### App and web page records
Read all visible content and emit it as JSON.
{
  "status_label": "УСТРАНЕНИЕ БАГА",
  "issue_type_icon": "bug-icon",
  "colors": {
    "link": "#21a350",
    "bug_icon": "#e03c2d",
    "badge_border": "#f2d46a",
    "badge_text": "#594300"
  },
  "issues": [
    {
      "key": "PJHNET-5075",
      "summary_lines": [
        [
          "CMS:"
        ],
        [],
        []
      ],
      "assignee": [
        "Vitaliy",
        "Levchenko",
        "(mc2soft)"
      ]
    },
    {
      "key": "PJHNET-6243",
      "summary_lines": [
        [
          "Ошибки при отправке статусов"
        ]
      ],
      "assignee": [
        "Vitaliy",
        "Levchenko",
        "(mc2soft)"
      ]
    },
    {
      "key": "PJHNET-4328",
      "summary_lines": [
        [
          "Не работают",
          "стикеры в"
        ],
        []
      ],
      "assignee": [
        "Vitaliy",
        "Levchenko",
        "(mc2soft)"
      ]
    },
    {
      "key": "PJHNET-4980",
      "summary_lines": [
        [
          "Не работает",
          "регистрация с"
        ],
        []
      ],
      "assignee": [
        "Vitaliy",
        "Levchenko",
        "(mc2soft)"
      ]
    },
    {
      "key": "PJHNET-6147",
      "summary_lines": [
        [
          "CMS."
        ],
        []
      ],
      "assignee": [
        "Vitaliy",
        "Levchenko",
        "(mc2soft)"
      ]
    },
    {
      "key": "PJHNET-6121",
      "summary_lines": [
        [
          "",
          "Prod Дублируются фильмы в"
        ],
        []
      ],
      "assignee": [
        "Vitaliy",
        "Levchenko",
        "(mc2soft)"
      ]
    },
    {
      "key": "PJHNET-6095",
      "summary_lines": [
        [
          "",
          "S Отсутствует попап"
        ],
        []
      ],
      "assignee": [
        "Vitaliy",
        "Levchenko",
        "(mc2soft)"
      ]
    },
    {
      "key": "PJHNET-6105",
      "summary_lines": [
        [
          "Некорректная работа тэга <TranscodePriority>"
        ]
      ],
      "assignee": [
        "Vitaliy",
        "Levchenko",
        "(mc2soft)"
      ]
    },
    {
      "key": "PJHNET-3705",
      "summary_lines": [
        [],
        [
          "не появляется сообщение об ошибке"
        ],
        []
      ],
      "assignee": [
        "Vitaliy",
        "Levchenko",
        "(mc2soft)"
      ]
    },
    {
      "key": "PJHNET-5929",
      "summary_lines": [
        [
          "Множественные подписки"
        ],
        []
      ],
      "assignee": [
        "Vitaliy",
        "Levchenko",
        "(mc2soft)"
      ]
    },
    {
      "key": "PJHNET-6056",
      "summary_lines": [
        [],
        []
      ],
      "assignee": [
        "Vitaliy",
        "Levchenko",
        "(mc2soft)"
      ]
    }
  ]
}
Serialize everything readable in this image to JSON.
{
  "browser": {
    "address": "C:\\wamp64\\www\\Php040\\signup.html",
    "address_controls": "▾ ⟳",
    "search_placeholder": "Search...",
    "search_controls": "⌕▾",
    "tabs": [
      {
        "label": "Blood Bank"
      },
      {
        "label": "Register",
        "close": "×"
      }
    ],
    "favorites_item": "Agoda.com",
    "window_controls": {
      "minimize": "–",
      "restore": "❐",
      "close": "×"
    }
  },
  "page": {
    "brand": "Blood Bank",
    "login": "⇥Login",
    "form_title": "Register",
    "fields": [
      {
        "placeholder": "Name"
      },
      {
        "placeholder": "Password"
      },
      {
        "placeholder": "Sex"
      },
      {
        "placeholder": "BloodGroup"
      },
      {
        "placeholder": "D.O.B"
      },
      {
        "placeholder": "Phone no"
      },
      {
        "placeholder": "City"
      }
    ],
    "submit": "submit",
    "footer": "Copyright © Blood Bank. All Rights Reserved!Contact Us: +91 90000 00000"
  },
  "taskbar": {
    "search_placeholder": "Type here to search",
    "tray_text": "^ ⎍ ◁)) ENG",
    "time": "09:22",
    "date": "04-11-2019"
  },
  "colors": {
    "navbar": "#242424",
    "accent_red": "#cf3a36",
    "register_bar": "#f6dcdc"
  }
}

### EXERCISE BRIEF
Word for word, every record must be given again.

### WRITTEN REPLY
Read all visible content and emit it as JSON.
{
  "status_label": "УСТРАНЕНИЕ БАГА",
  "issue_type_icon": "bug-icon",
  "colors": {
    "link": "#21a350",
    "bug_icon": "#e03c2d",
    "badge_border": "#f2d46a",
    "badge_text": "#594300"
  },
  "issues": [
    {
      "key": "PJHNET-5075",
      "summary_lines": [
        [
          "CMS:"
        ],
        [],
        []
      ],
      "assignee": [
        "Vitaliy",
        "Levchenko",
        "(mc2soft)"
      ]
    },
    {
      "key": "PJHNET-6243",
      "summary_lines": [
        [
          "Ошибки при отправке статусов"
        ]
      ],
      "assignee": [
        "Vitaliy",
        "Levchenko",
        "(mc2soft)"
      ]
    },
    {
      "key": "PJHNET-4328",
      "summary_lines": [
        [
          "Не работают",
          "стикеры в"
        ],
        []
      ],
      "assignee": [
        "Vitaliy",
        "Levchenko",
        "(mc2soft)"
      ]
    },
    {
      "key": "PJHNET-4980",
      "summary_lines": [
        [
          "Не работает",
          "регистрация с"
        ],
        []
      ],
      "assignee": [
        "Vitaliy",
        "Levchenko",
        "(mc2soft)"
      ]
    },
    {
      "key": "PJHNET-6147",
      "summary_lines": [
        [
          "CMS."
        ],
        []
      ],
      "assignee": [
        "Vitaliy",
        "Levchenko",
        "(mc2soft)"
      ]
    },
    {
      "key": "PJHNET-6121",
      "summary_lines": [
        [
          "",
          "Prod Дублируются фильмы в"
        ],
        []
      ],
      "assignee": [
        "Vitaliy",
        "Levchenko",
        "(mc2soft)"
      ]
    },
    {
      "key": "PJHNET-6095",
      "summary_lines": [
        [
          "",
          "S Отсутствует попап"
        ],
        []
      ],
      "assignee": [
        "Vitaliy",
        "Levchenko",
        "(mc2soft)"
      ]
    },
    {
      "key": "PJHNET-6105",
      "summary_lines": [
        [
          "Некорректная работа тэга <TranscodePriority>"
        ]
      ],
      "assignee": [
        "Vitaliy",
        "Levchenko",
        "(mc2soft)"
      ]
    },
    {
      "key": "PJHNET-3705",
      "summary_lines": [
        [],
        [
          "не появляется сообщение об ошибке"
        ],
        []
      ],
      "assignee": [
        "Vitaliy",
        "Levchenko",
        "(mc2soft)"
      ]
    },
    {
      "key": "PJHNET-5929",
      "summary_lines": [
        [
          "Множественные подписки"
        ],
        []
      ],
      "assignee": [
        "Vitaliy",
        "Levchenko",
        "(mc2soft)"
      ]
    },
    {
      "key": "PJHNET-6056",
      "summary_lines": [
        [],
        []
      ],
      "assignee": [
        "Vitaliy",
        "Levchenko",
        "(mc2soft)"
      ]
    }
  ]
}
Serialize everything readable in this image to JSON.
{
  "browser": {
    "address": "C:\\wamp64\\www\\Php040\\signup.html",
    "address_controls": "▾ ⟳",
    "search_placeholder": "Search...",
    "search_controls": "⌕▾",
    "tabs": [
      {
        "label": "Blood Bank"
      },
      {
        "label": "Register",
        "close": "×"
      }
    ],
    "favorites_item": "Agoda.com",
    "window_controls": {
      "minimize": "–",
      "restore": "❐",
      "close": "×"
    }
  },
  "page": {
    "brand": "Blood Bank",
    "login": "⇥Login",
    "form_title": "Register",
    "fields": [
      {
        "placeholder": "Name"
      },
      {
        "placeholder": "Password"
      },
      {
        "placeholder": "Sex"
      },
      {
        "placeholder": "BloodGroup"
      },
      {
        "placeholder": "D.O.B"
      },
      {
        "placeholder": "Phone no"
      },
      {
        "placeholder": "City"
      }
    ],
    "submit": "submit",
    "footer": "Copyright © Blood Bank. All Rights Reserved!Contact Us: +91 90000 00000"
  },
  "taskbar": {
    "search_placeholder": "Type here to search",
    "tray_text": "^ ⎍ ◁)) ENG",
    "time": "09:22",
    "date": "04-11-2019"
  },
  "colors": {
    "navbar": "#242424",
    "accent_red": "#cf3a36",
    "register_bar": "#f6dcdc"
  }
}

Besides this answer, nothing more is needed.